=== Aim of the exercise ===
Give every line from the entries that contains "this".

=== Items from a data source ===

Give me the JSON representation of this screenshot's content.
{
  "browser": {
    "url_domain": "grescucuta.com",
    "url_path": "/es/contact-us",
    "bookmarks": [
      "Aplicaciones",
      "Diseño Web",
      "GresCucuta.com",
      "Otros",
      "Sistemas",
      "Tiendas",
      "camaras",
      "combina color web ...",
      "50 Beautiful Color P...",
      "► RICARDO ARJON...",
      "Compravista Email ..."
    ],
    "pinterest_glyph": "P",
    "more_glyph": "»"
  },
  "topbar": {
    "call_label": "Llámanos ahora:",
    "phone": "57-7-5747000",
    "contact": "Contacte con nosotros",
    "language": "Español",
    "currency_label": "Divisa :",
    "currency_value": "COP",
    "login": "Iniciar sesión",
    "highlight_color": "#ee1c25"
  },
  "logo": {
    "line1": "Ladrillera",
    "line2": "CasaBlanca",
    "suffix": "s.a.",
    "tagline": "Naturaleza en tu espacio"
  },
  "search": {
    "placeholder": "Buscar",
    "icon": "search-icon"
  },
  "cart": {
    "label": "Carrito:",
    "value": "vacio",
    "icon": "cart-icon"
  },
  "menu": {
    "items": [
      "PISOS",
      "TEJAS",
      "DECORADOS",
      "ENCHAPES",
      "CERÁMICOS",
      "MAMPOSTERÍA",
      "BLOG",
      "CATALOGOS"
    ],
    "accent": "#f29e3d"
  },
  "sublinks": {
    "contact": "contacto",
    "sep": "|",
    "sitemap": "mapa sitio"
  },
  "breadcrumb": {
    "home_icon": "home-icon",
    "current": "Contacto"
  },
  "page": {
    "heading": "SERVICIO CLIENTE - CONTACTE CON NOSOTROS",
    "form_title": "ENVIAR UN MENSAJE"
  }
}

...

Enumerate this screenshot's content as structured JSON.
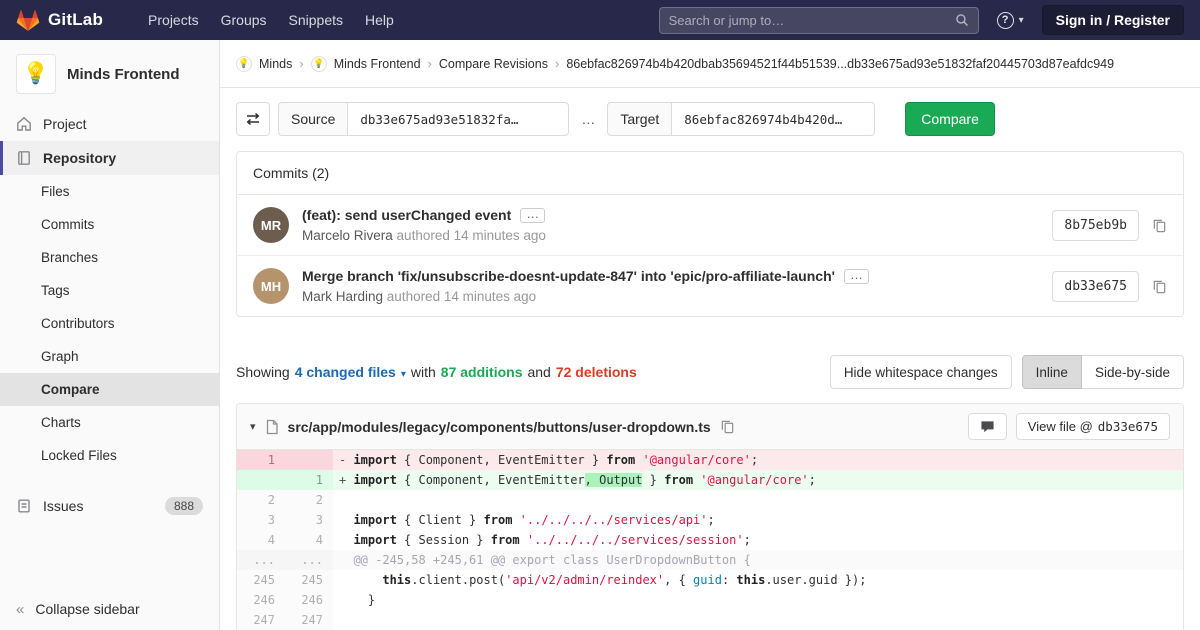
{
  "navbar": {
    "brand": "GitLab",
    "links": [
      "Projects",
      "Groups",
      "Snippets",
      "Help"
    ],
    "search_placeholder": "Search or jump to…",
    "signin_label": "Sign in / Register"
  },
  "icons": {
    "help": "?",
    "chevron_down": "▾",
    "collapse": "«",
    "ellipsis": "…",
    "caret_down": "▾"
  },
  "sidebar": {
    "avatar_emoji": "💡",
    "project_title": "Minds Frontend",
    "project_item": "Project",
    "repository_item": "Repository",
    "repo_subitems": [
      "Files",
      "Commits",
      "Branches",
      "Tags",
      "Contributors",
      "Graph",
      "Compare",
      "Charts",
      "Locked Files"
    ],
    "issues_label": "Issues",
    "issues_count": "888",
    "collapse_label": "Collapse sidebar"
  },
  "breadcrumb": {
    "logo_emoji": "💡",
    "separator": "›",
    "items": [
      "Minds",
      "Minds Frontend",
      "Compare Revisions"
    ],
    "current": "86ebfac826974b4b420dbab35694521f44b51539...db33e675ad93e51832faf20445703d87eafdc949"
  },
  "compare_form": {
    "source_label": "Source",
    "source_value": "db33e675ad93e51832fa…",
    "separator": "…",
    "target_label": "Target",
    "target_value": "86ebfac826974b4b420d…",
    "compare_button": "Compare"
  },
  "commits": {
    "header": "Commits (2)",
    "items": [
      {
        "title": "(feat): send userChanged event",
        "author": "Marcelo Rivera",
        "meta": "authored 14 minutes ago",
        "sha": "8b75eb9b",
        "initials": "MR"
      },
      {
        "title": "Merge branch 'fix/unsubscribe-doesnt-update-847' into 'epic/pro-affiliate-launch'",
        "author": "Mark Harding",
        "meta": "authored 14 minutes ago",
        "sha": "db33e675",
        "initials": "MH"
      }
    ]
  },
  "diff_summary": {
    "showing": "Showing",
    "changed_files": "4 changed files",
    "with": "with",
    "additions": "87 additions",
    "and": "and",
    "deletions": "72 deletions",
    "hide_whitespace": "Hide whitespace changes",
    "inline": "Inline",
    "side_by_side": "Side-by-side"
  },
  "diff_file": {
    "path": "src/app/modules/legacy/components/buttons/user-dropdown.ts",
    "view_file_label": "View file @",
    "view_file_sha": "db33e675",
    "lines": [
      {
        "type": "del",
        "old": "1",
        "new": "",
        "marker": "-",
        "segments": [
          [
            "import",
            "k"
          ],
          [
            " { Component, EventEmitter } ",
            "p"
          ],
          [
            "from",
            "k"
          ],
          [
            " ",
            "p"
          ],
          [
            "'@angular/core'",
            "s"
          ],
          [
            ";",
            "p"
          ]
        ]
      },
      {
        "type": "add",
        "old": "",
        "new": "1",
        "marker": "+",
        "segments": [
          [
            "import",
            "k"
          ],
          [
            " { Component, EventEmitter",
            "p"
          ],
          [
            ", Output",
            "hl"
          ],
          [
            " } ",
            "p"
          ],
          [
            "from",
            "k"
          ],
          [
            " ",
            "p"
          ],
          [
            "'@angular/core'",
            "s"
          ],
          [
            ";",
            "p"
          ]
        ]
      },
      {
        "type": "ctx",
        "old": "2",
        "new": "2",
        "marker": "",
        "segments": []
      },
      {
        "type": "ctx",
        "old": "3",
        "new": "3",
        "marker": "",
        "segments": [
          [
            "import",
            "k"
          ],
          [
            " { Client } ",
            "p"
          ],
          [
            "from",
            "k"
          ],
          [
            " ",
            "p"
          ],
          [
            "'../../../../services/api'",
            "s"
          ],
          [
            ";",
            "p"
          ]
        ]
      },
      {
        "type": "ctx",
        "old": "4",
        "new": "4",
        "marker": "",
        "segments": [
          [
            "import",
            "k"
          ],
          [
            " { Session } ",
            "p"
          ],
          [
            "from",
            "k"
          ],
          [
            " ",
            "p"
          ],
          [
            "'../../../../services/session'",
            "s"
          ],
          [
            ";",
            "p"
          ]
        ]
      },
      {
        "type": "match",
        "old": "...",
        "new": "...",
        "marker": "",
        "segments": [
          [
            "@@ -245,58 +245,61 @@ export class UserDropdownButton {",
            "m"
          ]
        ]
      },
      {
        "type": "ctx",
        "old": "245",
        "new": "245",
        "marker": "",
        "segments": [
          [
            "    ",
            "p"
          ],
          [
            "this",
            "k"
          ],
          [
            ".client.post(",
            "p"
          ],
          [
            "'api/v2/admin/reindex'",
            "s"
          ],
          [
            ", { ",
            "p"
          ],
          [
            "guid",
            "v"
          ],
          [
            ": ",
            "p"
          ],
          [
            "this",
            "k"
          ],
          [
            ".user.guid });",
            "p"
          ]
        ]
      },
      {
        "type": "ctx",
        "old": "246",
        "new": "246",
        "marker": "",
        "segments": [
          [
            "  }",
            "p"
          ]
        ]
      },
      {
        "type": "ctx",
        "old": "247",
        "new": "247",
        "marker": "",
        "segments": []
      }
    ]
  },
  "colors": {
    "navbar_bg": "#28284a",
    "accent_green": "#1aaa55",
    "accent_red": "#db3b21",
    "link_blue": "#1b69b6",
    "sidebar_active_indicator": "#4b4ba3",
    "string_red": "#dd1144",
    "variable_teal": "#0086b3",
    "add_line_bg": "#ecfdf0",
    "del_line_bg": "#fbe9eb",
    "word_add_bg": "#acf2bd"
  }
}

=== Answer to the problem ===
Give me the JSON representation of this screenshot's content.
Enumerate this screenshot's content as structured JSON.
            "this",
            "this",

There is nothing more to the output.